▶ **Input**:
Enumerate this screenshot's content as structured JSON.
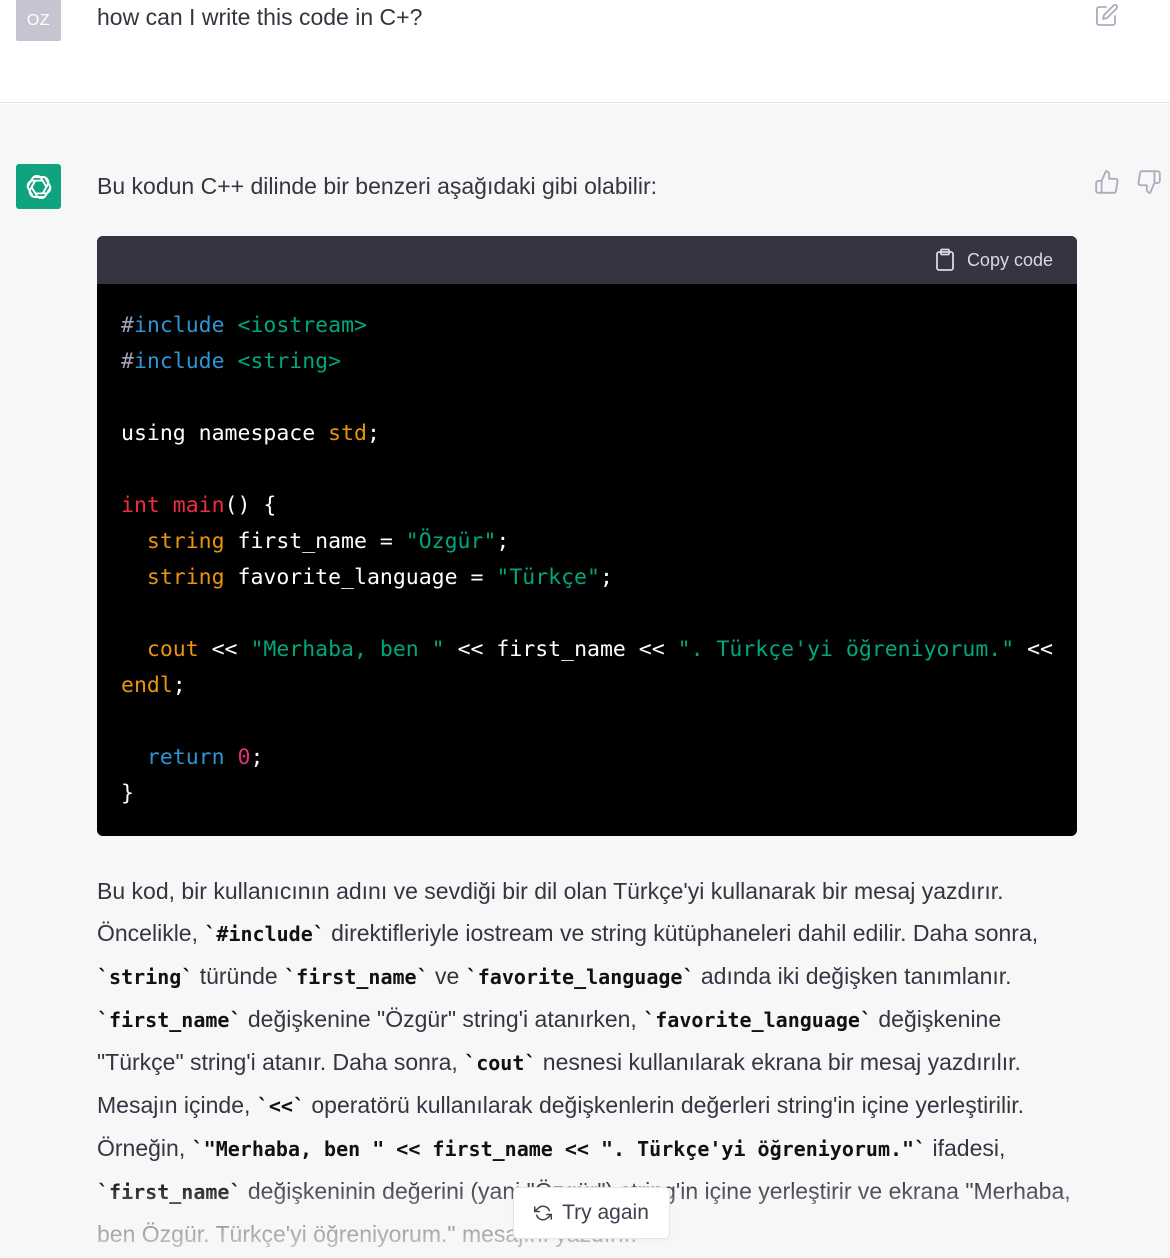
{
  "user_message": {
    "avatar_initials": "OZ",
    "text": "how can I write this code in C+?",
    "edit_icon": "edit-icon"
  },
  "assistant_message": {
    "intro": "Bu kodun C++ dilinde bir benzeri aşağıdaki gibi olabilir:",
    "feedback": {
      "thumbs_up_icon": "thumbs-up-icon",
      "thumbs_down_icon": "thumbs-down-icon"
    },
    "code_block": {
      "copy_label": "Copy code",
      "lines": [
        [
          [
            "meta",
            "#"
          ],
          [
            "kw",
            "include"
          ],
          [
            "plain",
            " "
          ],
          [
            "str",
            "<iostream>"
          ]
        ],
        [
          [
            "meta",
            "#"
          ],
          [
            "kw",
            "include"
          ],
          [
            "plain",
            " "
          ],
          [
            "str",
            "<string>"
          ]
        ],
        [],
        [
          [
            "plain",
            "using namespace "
          ],
          [
            "type",
            "std"
          ],
          [
            "plain",
            ";"
          ]
        ],
        [],
        [
          [
            "red",
            "int"
          ],
          [
            "plain",
            " "
          ],
          [
            "red",
            "main"
          ],
          [
            "plain",
            "() {"
          ]
        ],
        [
          [
            "plain",
            "  "
          ],
          [
            "type",
            "string"
          ],
          [
            "plain",
            " first_name = "
          ],
          [
            "str",
            "\"Özgür\""
          ],
          [
            "plain",
            ";"
          ]
        ],
        [
          [
            "plain",
            "  "
          ],
          [
            "type",
            "string"
          ],
          [
            "plain",
            " favorite_language = "
          ],
          [
            "str",
            "\"Türkçe\""
          ],
          [
            "plain",
            ";"
          ]
        ],
        [],
        [
          [
            "plain",
            "  "
          ],
          [
            "type",
            "cout"
          ],
          [
            "plain",
            " << "
          ],
          [
            "str",
            "\"Merhaba, ben \""
          ],
          [
            "plain",
            " << first_name << "
          ],
          [
            "str",
            "\". Türkçe'yi öğreniyorum.\""
          ],
          [
            "plain",
            " <<"
          ]
        ],
        [
          [
            "type",
            "endl"
          ],
          [
            "plain",
            ";"
          ]
        ],
        [],
        [
          [
            "plain",
            "  "
          ],
          [
            "kw",
            "return"
          ],
          [
            "plain",
            " "
          ],
          [
            "num",
            "0"
          ],
          [
            "plain",
            ";"
          ]
        ],
        [
          [
            "plain",
            "}"
          ]
        ]
      ]
    },
    "explanation": [
      [
        "t",
        "Bu kod, bir kullanıcının adını ve sevdiği bir dil olan Türkçe'yi kullanarak bir mesaj yazdırır. Öncelikle, "
      ],
      [
        "c",
        "`#include`"
      ],
      [
        "t",
        " direktifleriyle iostream ve string kütüphaneleri dahil edilir. Daha sonra, "
      ],
      [
        "c",
        "`string`"
      ],
      [
        "t",
        " türünde "
      ],
      [
        "c",
        "`first_name`"
      ],
      [
        "t",
        " ve "
      ],
      [
        "c",
        "`favorite_language`"
      ],
      [
        "t",
        " adında iki değişken tanımlanır. "
      ],
      [
        "c",
        "`first_name`"
      ],
      [
        "t",
        " değişkenine \"Özgür\" string'i atanırken, "
      ],
      [
        "c",
        "`favorite_language`"
      ],
      [
        "t",
        " değişkenine \"Türkçe\" string'i atanır. Daha sonra, "
      ],
      [
        "c",
        "`cout`"
      ],
      [
        "t",
        " nesnesi kullanılarak ekrana bir mesaj yazdırılır. Mesajın içinde, "
      ],
      [
        "c",
        "`<<`"
      ],
      [
        "t",
        " operatörü kullanılarak değişkenlerin değerleri string'in içine yerleştirilir. Örneğin, "
      ],
      [
        "c",
        "`\"Merhaba, ben \" << first_name << \". Türkçe'yi öğreniyorum.\"`"
      ],
      [
        "t",
        " ifadesi, "
      ],
      [
        "c",
        "`first_name`"
      ],
      [
        "t",
        " değişkeninin değerini (yani \"Özgür\") string'in içine yerleştirir ve ekrana \"Merhaba, ben Özgür. Türkçe'yi öğreniyorum.\" mesajını yazdırır."
      ]
    ]
  },
  "try_again": {
    "label": "Try again",
    "icon": "refresh-icon"
  }
}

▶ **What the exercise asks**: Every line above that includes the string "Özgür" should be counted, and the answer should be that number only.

▶ **Exercise response**: 3